As such, forward-thinking companies are inhaling and analyzing every customer click, tweet, like and post to formulate global and virtualized supply strategies while developing personalized products and services. These companies have moved beyond traditional business intelligence that primarily illuminate historic performance. They are moving from insights to foresights by embracing new predictive analytics tools built around the emerging SMAC Stack™ (social, mobile, analytics and cloud).
Here's how your organization can do the same and quickly adapt to changing market forces:
Decide what needs fixin'
To devise a more flexible value chain, you'll need to identify the enterprise's pain points first. The three most common are time to market, cost reduction and product innovation. Whether the goal is same-day delivery (thanks, Amazon, eBay and other born-digital companies!), lower costs of goods, freight and inventory or crowdsourcing (see also: Innovation Beyond the Four Walls), you'll do well to follow those who are welcoming customers into the value web, namely Starbucks, Pepsi and Procter & Gamble.
Think strategically, not operationally, when outsourcing.
Learning how to collect and analyze customer data from Code Halos is where companies need to apply more resources. They cannot do this if they are preoccupied with everything else, from soup to nuts. Smart companies understand this and offload non-differentiating functions accordingly to trusted partners. And not just call centers and IT services; strategic outsourcing now includes elements of product development, marketing, sales, distribution and fulfillment, human resources, finance and legal.
Establishing technology and cultural readiness.
That includes investing in SMAC Stack infrastructure as much as gaining inter-department buy-in and fluid communication between ERP, sales, inventory and operation teams. For instance, linking a retailer's point of sale data with back-end planning and order management provides insights into what is actually happening vs. relying on forecasts. All told, establishing technology and cultural readiness will be your biggest barrier to creating a nimble company and competitive advantage.
Agility: The Killer App
An example of the growing need for value chain agility is the trend among manufacturers to shift their global sourcing strategies from a "low-cost country sourcing" perspective to one based on "best-cost country sourcing." While many companies moved their manufacturing operations offshore to lower their labor costs, the revised thinking in some cases is to move supply closer to areas of high demand.

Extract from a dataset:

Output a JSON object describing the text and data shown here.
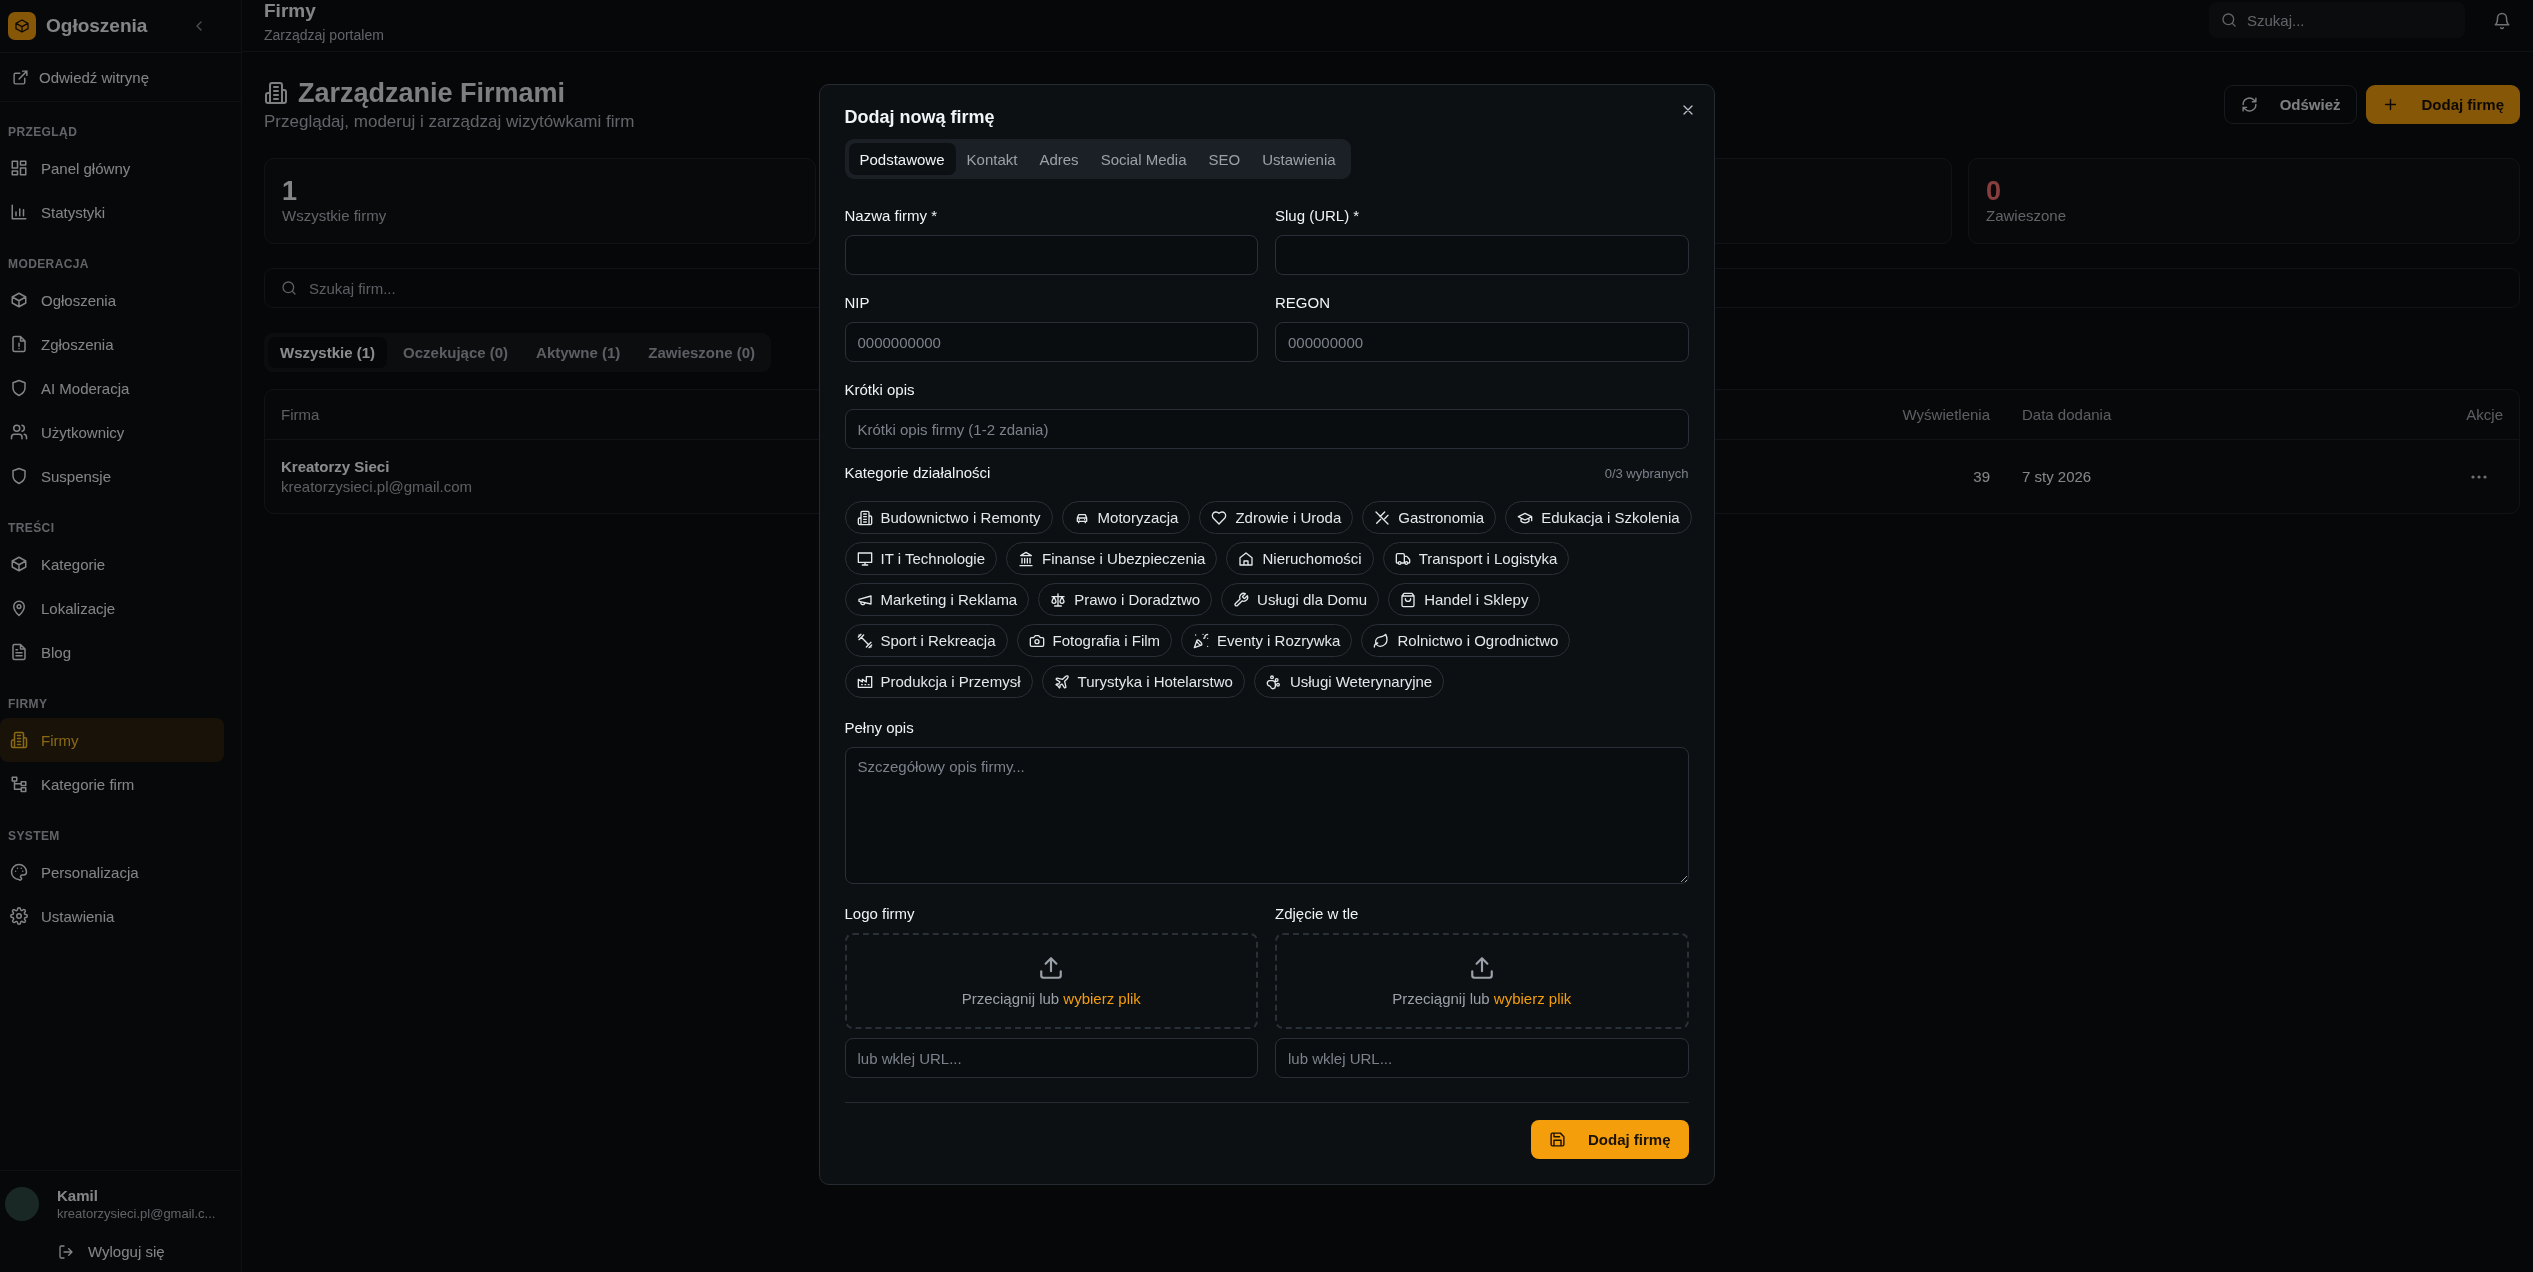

Lenovo, for instance, built a new manufacturing facility in North Carolina in 2013 to improve the efficiency and reliability of product delivery in the North American market. General Electric relocated some of its appliance manufacturing from China to Kentucky to be closer to demand. These strategic decisions pointless to a generalized retrenching on domestic soil and more a desire to flexibly change what gets done and where, as market conditions and customer demands evolve. (see also:The Future of U.S. Manufacturing: A Change Manifesto)
For example, when the 2008 tsunami disrupted the Japanese supply of car parts, U.S. and European automakers boosted production to flood the market and give consumers immediate choices as an alternative to waiting. Or the tile manufacturer we worked with that boosted revenues by 20% after moving from retail to a direct-to-consumer model using our SMAC-based analysis of current vs. future demand.
In an age of uncertainty and constant change — particularly the changes wrought by unrelenting digitization — companies can no longer function via a linear set of interlocked processes. The business leaders of tomorrow will quickly shift value chain strategies to optimize speed, quality and cost to take advantage of global market opportunities. Such flexibility is possible when companies look at supply chains differently — as value webs — with an eye toward disaggregating functions and focusing less on "who" is doing the work "where" and more on the how the collective actions of all participants drive improved performance in line with ever-changing market requirements.